County farm honoredPublished 1:29am Sunday, April 8, 2012
A diversified Dallas County farm was named the state’s 2012 Farm of Distinction during the Alabama Farm-City Awards Luncheon in Birmingham recently.
Sam Givhan was this year’s winner and will represent Alabama in the Swisher Sweets Sunbelt Expo Southeastern Farmer of the Year contest Oct. 16-18 in Moultrie, Ga.
At age 68, Givhan has seen a lot of changes in agriculture at Givhan Land and Cattle Co. near Safford, but it’s his ability to change and adapt that’s made his farm successful, as his farm expanded from traditional Black Belt crops like cotton and soybeans to catfish and cattle.
“When I was a kid, most of the farming was done with mules,” Givhan said. “We had a few old tractors that did some ground work, but the plowing and planting and all that — and the harvesting of cotton — was done by manual labor and animal power. Over the years, we’ve finally evolved into trying to do as much no-till farming as we can here. We still do some things the old way, but agriculture in this area has really changed.”

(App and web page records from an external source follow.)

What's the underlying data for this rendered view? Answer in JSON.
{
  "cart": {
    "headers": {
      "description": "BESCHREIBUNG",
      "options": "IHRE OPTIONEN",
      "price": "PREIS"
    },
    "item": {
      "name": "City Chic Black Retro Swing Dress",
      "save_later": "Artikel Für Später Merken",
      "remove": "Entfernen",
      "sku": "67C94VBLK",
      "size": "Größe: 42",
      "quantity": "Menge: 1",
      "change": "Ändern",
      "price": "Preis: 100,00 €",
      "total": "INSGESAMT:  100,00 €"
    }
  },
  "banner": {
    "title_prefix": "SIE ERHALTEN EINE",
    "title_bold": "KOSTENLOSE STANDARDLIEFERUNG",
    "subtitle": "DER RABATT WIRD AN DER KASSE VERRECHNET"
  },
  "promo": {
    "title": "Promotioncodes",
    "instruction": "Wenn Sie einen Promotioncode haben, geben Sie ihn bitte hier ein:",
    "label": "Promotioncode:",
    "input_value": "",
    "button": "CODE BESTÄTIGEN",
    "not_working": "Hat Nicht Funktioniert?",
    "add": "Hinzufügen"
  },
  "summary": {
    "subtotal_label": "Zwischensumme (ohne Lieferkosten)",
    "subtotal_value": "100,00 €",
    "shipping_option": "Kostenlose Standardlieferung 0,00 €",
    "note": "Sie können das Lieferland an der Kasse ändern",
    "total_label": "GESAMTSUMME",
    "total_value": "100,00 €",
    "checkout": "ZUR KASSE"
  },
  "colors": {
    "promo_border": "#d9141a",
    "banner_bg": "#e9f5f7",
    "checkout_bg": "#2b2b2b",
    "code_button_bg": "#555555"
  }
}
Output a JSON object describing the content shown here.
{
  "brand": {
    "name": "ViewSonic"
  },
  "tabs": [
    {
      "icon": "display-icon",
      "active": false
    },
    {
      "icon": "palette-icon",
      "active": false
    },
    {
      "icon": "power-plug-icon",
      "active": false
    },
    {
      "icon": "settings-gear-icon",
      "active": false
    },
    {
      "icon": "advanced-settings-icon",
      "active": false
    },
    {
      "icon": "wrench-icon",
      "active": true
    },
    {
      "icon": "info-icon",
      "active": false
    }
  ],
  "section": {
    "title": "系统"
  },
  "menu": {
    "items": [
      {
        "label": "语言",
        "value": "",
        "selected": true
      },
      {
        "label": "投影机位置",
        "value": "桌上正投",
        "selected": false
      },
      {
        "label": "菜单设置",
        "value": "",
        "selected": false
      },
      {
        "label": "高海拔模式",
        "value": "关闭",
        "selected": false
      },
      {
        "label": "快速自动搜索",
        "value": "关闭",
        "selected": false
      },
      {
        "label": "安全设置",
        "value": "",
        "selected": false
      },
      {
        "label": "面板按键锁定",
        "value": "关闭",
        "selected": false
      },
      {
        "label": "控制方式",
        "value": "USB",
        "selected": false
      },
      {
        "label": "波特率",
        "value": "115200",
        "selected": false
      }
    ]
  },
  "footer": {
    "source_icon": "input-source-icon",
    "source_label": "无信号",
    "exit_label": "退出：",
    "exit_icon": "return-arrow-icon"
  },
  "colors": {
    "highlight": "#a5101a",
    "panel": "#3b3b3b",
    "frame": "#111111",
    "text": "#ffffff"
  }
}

Givhan served 26 years as president of the Dallas County Farmers Federation and is a former board member of the Alabama Farmers Federation.
He is president of the Central Alabama Farmers Co-op and incoming chairman of the Alabama Farmers Co-op board of directors.
During the awards program Givhan received a John Deere Gator donated by SunSouth, Snead Ag and TriGreen Equipment dealers in Alabama, plus a $1,250 gift certificate from Alabama Farmers Cooperative, redeemable at any of its member Quality Co-Op stores.
The Alabama Farmers Federation and Alfa Health presented Givhan an engraved farm sign, and they also will receive a $2,500 cash award and an expense-paid trip to the Sunbelt Agricultural Expo.
The Swisher Sweets Sunbelt Expo Southeastern Farmer of the Year will receive $14,000, plus several other prizes.
A Vietnam veteran, Givhan returned to his family farm near Safford in 1969, and by 1972, he was running the operation as president and manager.
Today, the farm spans more than 4,500 acres and includes about 2,000 acres of row crops, a 400-cow commercial beef cattle herd and 250 acres of catfish ponds.
While Givhan’s biggest crop remains soybeans, he said catfish have played an important role in recent years.